AMG is synonymous with hand-crafted, high-performance engines and the G63’s 4.0 liter Biturbo V8 engine massively delivers, with 577hp and an utterly astounding 627 lb-ft of torque, which is even more than the AMG GTR.

Seeing is believing and I feel like I am defying the laws of physics as the 5,842-pound G63 rockets to 60mph in under 4.5 seconds. With power transferred to all four wheels with a 40/60 split between front and rear axles delivered via the smooth AMG Speedshift TCT 9-speed transmission, the scenery instantaneously blurs as I embed my right foot in the lush carpet. The optional ‘top-speed de-limiter’ would apparently enable us to reach 149 mph, though I must admit I was not quite game enough to give it a go, even though my car came replete with this $2,200 option. 

As with other AMG models there are a series of drive modes from Comfort, Sport and Sport+ as well as an Individual setting that are easily adjusted from a small rocker switch on the console. My personal preference for the Individual setting was with the engine and transmission in Sport+ for throttle response and rapid shifts, the amplified exhaust note and the suspension in Comfort mode. 

The G63 comes with AMG’s performance exhaust system, which not only sounds amazing with its throaty growl and In Sport and Sport+ modes you get the lovely crackling and popping as the G63 downshifts on braking.
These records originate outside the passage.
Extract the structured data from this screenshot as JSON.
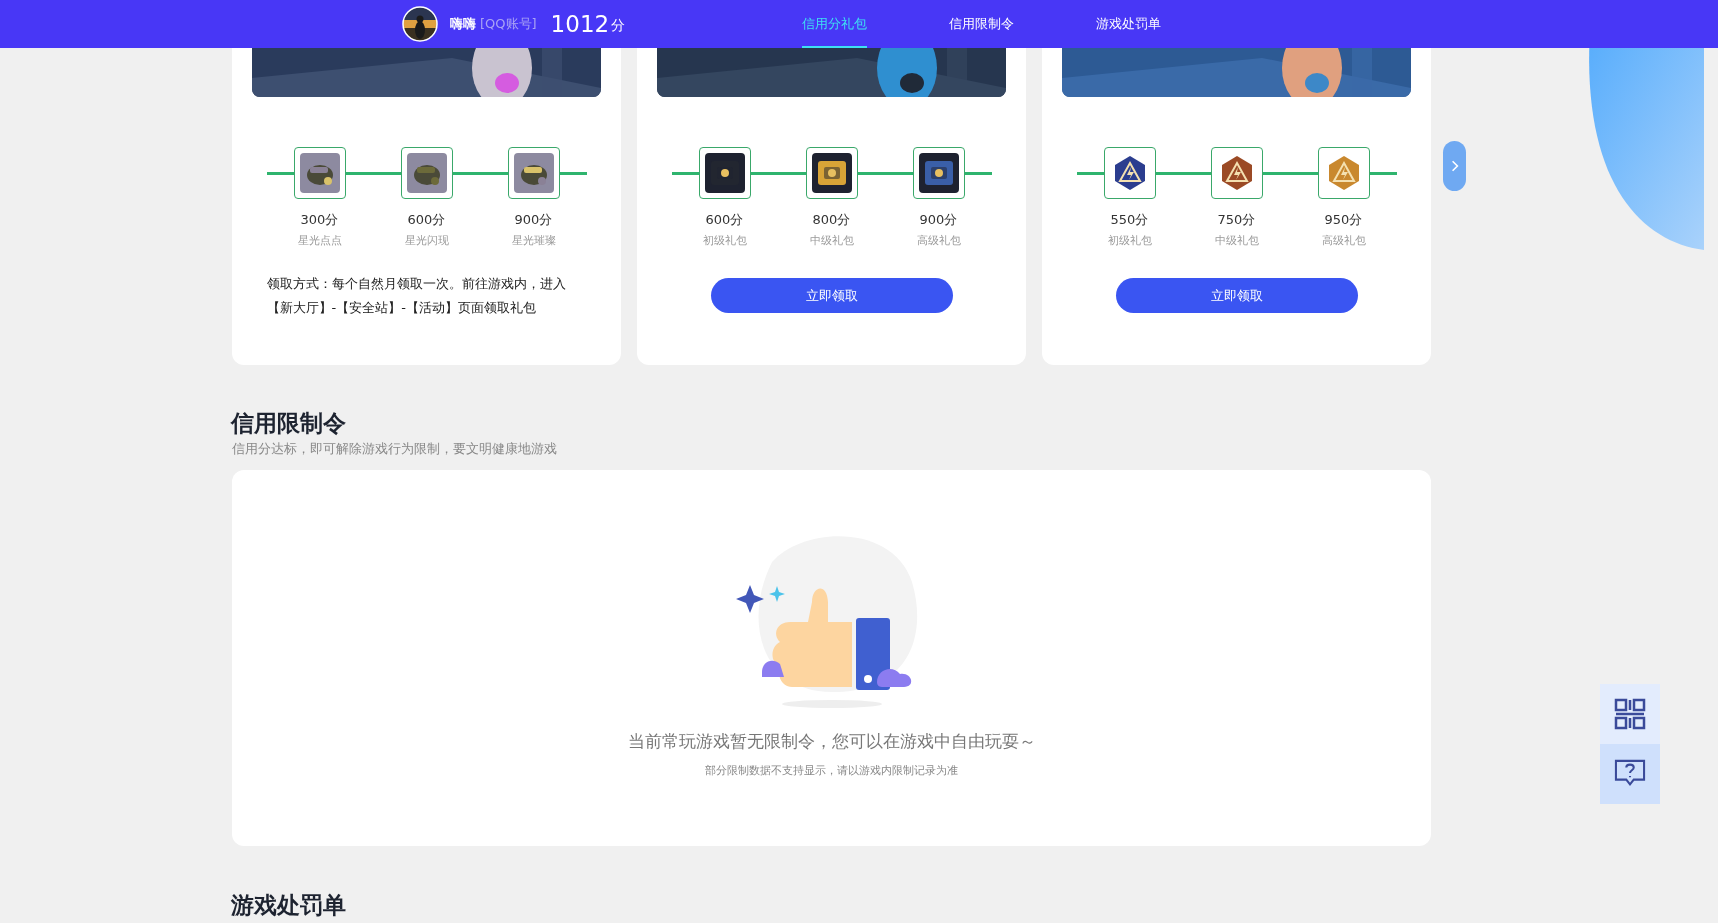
{
  "header": {
    "username": "嗨嗨",
    "account_type": "[QQ账号]",
    "score": "1012",
    "score_unit": "分",
    "nav": [
      {
        "label": "信用分礼包",
        "selected": true
      },
      {
        "label": "信用限制令",
        "selected": false
      },
      {
        "label": "游戏处罚单",
        "selected": false
      }
    ]
  },
  "gift_cards": [
    {
      "kind": "note",
      "rewards": [
        {
          "points": "300分",
          "name": "星光点点"
        },
        {
          "points": "600分",
          "name": "星光闪现"
        },
        {
          "points": "900分",
          "name": "星光璀璨"
        }
      ],
      "note": "领取方式：每个自然月领取一次。前往游戏内，进入【新大厅】-【安全站】-【活动】页面领取礼包"
    },
    {
      "kind": "button",
      "rewards": [
        {
          "points": "600分",
          "name": "初级礼包"
        },
        {
          "points": "800分",
          "name": "中级礼包"
        },
        {
          "points": "900分",
          "name": "高级礼包"
        }
      ],
      "button": "立即领取"
    },
    {
      "kind": "button",
      "rewards": [
        {
          "points": "550分",
          "name": "初级礼包"
        },
        {
          "points": "750分",
          "name": "中级礼包"
        },
        {
          "points": "950分",
          "name": "高级礼包"
        }
      ],
      "button": "立即领取"
    }
  ],
  "restriction_section": {
    "title": "信用限制令",
    "subtitle": "信用分达标，即可解除游戏行为限制，要文明健康地游戏",
    "empty_message": "当前常玩游戏暂无限制令，您可以在游戏中自由玩耍～",
    "empty_note": "部分限制数据不支持显示，请以游戏内限制记录为准"
  },
  "penalty_section": {
    "title": "游戏处罚单"
  }
}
It also looks fabulous with its twin stainless pipes peeking out from below the side running boards. 

Consistent with the prior model the new G-Class still utilizes the rugged ladder frame chassis with a live rear axle and three differentials – especially for those rarified few who might be willing to venture off-road. However, major changes include the fully independent double-wishbone front suspension and switching out the recirculating ball steering, which made the handling of the earlier models more akin to a boat, to an electronically assisted rack and pinion system. Together with the AMG Ride Control air suspension, the result is a much more comfortable ride and dramatically improved handling with precise steering, more like a sports sedan and incredibly nimble for such a large vehicle. 

With all this exuberance and performance, there has to be a downside and that is certainly the fuel consumption, where I was getting around 14.2mpg. Though I doubt this is something that factors high in the decision criteria for many prospective owners. 

Stunning logo
Obsidian Black rims


The base price of the AMG G63 is $156,450 and my car came very well equipped with options that included G Manufaktur Midnight Blue paint ($6,500), Carbon Fiber Trim ($3,700), Heated Steering Wheel ($250), AMG High Performance Steering Wheel ($900), 22” Forged AMG Wheels ($4,450), AMG Top Speed De-Limiter ($2,200), AMG Night Package ($1,950) and the G Manufaktur Interior Package Plus ($8,050). Which altogether brought the list price to $185,995.


Mercedes has dramatically enhanced the capabilities and livability of the G-Class, and particularly with the performance in the AMG guise, it reinforces the iconic status with it’s extraordinary capabilities. In considering alternatives for the AMG G63, you could look at the Bentayga, Cullinan, Urus or the Range Rover, but the AMG G63 stands apart from this group with its unapologetic excess and its rugged, unabashed appeal. 

If you are looking for a unique, practical, high-performance vehicle the new incarnation of the G-Wagon absolutely lives up to its legendary reputation. The AMG G63 is truly in a league of its own, and if my old Dad if he were still around today would have absolutely loved it.

For more information visit: Mercedes AMG

Photos courtesy of James Henderson.